▽

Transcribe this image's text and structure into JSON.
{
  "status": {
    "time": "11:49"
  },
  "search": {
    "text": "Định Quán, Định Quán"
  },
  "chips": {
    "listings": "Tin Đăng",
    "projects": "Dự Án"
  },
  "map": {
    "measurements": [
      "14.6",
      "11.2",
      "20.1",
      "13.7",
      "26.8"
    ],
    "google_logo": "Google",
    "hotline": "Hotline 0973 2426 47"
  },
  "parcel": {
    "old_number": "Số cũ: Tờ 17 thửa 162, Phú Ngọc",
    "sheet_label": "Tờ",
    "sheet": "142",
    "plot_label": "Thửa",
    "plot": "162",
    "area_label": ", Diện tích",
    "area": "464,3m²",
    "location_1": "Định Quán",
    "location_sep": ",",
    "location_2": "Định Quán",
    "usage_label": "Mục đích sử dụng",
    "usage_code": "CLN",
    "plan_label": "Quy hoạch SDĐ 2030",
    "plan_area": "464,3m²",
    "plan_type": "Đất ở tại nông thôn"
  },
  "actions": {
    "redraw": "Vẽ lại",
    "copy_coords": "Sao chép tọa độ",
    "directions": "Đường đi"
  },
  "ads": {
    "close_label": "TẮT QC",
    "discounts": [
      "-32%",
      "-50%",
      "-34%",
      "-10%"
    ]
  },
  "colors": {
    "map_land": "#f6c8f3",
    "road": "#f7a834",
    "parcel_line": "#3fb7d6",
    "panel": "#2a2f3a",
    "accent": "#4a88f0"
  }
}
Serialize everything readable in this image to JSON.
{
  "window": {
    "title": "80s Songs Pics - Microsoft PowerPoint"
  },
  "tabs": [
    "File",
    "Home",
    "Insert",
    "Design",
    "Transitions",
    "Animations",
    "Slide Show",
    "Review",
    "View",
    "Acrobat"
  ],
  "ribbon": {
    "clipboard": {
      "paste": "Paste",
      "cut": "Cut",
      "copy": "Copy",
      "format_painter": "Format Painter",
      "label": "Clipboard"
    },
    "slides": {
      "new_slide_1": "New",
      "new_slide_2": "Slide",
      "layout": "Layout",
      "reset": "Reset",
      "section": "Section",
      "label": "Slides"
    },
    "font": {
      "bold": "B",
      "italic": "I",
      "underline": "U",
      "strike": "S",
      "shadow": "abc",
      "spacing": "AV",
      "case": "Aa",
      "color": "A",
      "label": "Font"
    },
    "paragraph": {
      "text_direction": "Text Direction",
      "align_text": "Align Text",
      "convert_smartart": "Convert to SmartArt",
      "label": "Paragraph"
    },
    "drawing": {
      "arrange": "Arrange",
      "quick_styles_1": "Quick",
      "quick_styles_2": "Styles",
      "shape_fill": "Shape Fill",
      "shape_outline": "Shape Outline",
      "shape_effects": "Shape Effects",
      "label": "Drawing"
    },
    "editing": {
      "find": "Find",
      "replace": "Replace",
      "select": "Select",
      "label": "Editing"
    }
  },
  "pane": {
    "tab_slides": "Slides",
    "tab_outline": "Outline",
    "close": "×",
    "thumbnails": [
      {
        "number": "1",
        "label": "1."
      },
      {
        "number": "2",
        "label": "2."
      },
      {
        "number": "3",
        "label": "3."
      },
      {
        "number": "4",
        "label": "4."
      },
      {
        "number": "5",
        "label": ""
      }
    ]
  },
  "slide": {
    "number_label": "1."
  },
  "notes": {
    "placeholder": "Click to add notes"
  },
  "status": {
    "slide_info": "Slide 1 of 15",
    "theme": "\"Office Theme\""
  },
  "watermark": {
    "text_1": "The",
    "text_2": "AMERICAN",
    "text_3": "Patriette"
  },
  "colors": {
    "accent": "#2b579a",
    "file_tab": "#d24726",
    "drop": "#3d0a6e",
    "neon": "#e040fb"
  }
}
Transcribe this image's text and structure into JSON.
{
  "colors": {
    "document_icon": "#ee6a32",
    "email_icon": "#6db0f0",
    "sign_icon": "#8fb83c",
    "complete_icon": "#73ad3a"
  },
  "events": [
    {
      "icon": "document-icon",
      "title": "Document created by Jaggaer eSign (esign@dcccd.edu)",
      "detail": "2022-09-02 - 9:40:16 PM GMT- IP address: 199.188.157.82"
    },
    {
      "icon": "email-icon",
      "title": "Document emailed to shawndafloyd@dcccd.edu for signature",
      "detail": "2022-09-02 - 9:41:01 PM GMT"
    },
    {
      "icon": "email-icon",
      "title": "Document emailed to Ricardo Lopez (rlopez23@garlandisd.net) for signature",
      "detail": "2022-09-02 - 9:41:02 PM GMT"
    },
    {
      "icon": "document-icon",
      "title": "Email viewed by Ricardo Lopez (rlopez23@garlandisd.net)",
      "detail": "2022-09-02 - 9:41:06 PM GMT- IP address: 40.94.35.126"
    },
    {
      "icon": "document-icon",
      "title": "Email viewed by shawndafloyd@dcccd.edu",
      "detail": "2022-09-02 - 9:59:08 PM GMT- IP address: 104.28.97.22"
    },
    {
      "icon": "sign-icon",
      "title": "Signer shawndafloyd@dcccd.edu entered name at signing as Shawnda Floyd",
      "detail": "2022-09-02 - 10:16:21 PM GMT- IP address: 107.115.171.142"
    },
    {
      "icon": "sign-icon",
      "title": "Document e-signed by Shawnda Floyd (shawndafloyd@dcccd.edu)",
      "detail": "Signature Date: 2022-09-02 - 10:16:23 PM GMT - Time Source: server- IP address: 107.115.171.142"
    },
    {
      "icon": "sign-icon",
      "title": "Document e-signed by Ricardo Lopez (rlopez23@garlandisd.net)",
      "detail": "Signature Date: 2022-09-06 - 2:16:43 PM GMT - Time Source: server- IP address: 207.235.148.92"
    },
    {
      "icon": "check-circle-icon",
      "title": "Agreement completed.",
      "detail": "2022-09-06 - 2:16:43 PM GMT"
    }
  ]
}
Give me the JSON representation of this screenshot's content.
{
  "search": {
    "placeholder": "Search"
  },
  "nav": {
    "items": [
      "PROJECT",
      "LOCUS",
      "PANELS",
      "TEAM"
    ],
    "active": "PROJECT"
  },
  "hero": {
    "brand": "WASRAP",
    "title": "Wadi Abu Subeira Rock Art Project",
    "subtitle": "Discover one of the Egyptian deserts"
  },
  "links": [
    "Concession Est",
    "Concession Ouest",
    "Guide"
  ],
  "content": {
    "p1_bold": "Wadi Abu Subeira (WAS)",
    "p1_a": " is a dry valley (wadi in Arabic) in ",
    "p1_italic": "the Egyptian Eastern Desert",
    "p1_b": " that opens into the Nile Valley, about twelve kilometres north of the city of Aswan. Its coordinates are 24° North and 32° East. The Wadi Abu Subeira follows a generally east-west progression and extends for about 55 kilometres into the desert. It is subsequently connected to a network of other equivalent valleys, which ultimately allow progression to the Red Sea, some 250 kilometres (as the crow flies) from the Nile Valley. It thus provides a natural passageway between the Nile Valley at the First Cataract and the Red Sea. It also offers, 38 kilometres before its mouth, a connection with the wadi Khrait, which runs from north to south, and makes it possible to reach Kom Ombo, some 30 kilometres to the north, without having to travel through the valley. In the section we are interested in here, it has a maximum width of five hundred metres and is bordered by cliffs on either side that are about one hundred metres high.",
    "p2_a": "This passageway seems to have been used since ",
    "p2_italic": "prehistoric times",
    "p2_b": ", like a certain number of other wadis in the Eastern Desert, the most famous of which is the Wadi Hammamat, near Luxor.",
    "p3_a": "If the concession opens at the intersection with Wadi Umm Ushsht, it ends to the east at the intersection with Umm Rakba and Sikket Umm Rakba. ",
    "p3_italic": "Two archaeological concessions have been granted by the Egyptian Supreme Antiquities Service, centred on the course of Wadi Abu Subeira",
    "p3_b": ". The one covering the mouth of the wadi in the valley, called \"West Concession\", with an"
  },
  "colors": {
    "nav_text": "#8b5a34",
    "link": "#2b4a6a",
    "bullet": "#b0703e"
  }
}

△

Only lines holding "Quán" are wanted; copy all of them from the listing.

- [ANSWER AREA]
    "text": "Định Quán, Định Quán"
    "location_1": "Định Quán",
    "location_2": "Định Quán",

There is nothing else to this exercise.